A Quiet Place is essentially a silent film: basically without any scrap of dialogue other than American Sign Language, only with all the lush sound design you'd typically expect from a monster movie. It's a fun experiment, and there's a lot to recommend it.
First and foremost is obviously the aforementioned soundscape, which builds quivering tension through absolute silence. And when loud noises come cracking across your ears, it's not just to accentuate a jump scare. The sounds are scary not because of what they are, but what they mean. You might jolt because of the noise, but the fact that the sound is the very thing that immediately exposes the characters to danger doesn't allow you to relax, like any other horror movie shock gag. The way A Quiet Place sustains tension in its monster sequences is completely beyond reproach, constantly adding layer after layer of visual and aural complication to some immensely intense moments.
Plus, there are a handful of pretty stunning visual elements to accent this sound. Krasinski's use of red light (either from the emergency bulbs strung across their property or various other sources) bathes the frame in jagged streaks of color that crack open the aesthetic of the movie and give you something completely new and sleek to marvel at. These are the moments where the filmmaking really comes alive, because otherwise its presentation is pretty standard.
And, of course, you can't ignore the monsters. They're handled in exactly the right way. You get brief glimpses of them early on that make them even more terrifying because you can't quite make out their exact shape except that they're big and spindly and not friendly. But when you eventually see more of them, you can appreciate the fact that their design is still f**king uncanny and frightening. There are a couple extreme close-ups that are a little dodgy, but that's maybe ten seconds out of many many minutes of monster-fied terror.
But, in a way, isn't the true monster the fact that John Krasinski hasn't had a leading movie role until now?
Speaking of Krasinski, he has assembled a cast here that completely works.

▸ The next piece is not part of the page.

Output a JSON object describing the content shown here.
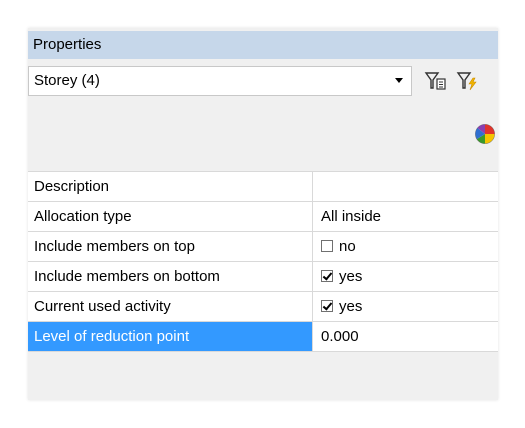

You're not gonna be blown away by any particular showcase moment (except for maybe one scene of Emily Blunt actually using her voice, with a hoarseness that belies years of disuse and neglect of her vocal cords), but they're all effective at drawing you into the terror, especially the kids who have no right being as good as they are.

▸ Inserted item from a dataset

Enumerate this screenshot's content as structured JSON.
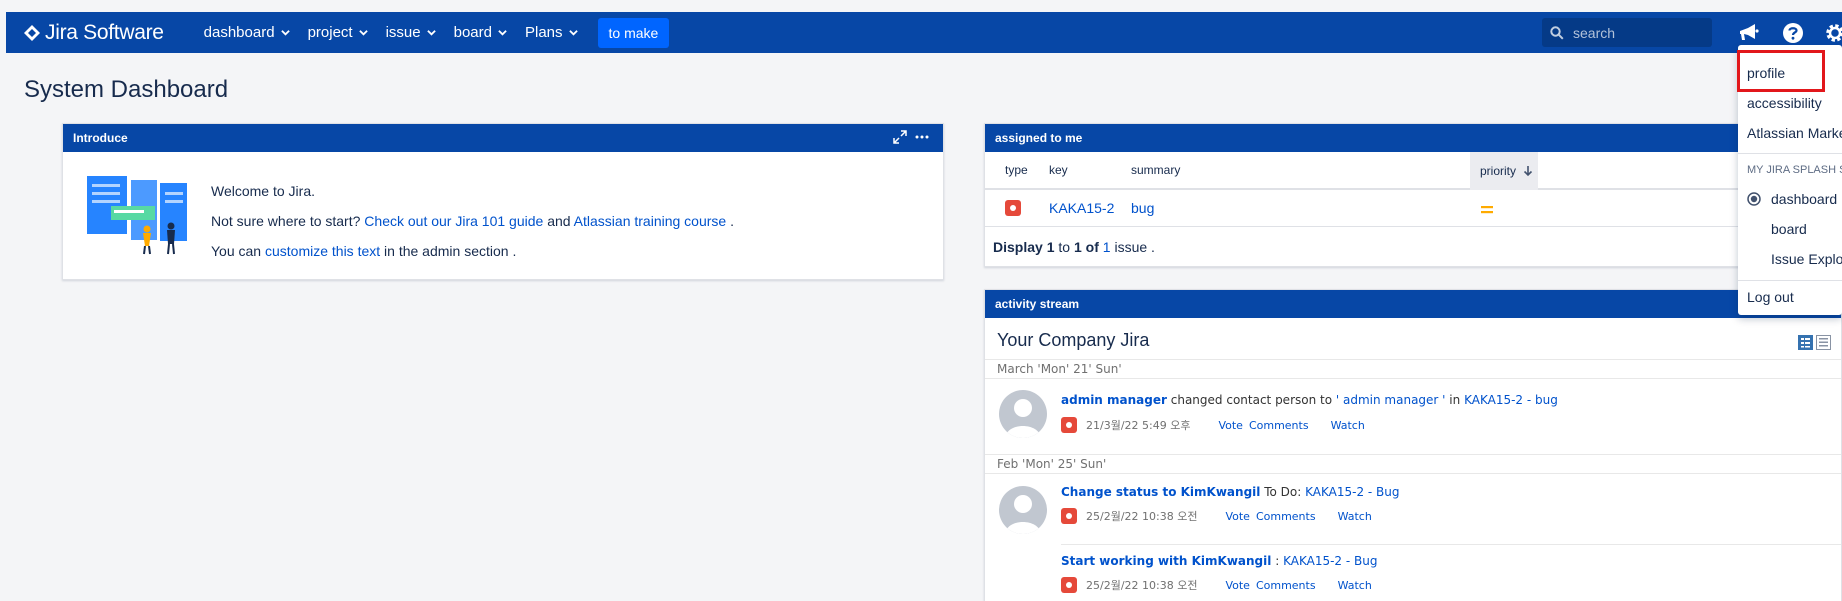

Unfortunately, the characters themselves don't entirely serve the performers bringing them to life. The world of A Quiet Place is captivating and unique, but these archetypes are nothing we haven't seen before in a million post-apocalyptic movies or hell, even family dramas. They're rough sketches of human beings that are meant to draw up emotion because of what they represent rather than what they are, and the fact that they lean on pretty rigidly structured gender roles isn't really the format to get me on their side. Also the fact that there are an alarming amount of parallels to the characterizations in Signs are really not designed for my particular brand of entertainment.
This fact also doesn't help the slow pace of the first act, where we spend the most time with these people going about their daily lives. Their personalities are so empty and basic that their interactions aren't particularly engaging, and the way Krasinski chooses to linger in certain setup scenes can feel a little punishing.

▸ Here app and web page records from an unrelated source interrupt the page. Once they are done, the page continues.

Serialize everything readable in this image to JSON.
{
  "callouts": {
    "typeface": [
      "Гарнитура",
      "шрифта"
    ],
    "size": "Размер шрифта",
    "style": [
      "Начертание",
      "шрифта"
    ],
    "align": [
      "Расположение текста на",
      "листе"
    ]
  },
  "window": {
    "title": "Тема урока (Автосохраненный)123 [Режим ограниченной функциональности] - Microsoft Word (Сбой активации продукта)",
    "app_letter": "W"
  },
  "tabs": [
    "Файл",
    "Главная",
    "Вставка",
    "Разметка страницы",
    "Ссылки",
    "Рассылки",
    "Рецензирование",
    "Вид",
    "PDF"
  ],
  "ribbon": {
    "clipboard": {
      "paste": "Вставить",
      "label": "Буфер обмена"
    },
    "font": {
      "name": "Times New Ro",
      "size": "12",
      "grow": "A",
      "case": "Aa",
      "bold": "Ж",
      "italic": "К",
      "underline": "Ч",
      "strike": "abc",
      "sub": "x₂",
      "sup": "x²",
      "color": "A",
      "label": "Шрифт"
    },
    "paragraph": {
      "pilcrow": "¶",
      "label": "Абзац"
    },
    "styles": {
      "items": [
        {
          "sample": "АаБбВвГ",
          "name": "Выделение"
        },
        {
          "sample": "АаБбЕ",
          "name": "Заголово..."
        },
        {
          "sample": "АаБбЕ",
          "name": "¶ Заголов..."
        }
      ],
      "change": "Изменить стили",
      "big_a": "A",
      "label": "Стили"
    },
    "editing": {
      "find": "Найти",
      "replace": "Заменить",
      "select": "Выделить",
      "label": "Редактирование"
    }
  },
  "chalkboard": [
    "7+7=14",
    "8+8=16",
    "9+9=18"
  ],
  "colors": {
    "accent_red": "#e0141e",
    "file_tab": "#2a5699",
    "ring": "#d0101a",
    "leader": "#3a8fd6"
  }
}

But hey, it does It Comes at Night way better than that movie ever did, so that's a big plus in my book. I'll take a generic but effective horror movie any day. I feel like I was promised a new classic and I didn't get that, but what A Quiet Place is is still pretty neat. I've been parading around convinced that it was a Blumhouse picture for a good couple months now, and I was shocked to realize that I was wrong, because it feels exactly like their model: cheap, simple, and not always remarkable, but usually solid and reliable as popcorn entertainment. I hate being wrong, but that's really not a bad thing, I daresay.
TL;DR: A Quiet Place is a fun experimental horror flick that's a teensy bit more run-of-the-mill than I wanted it to be.
Rating: 7/10Word Count: 1020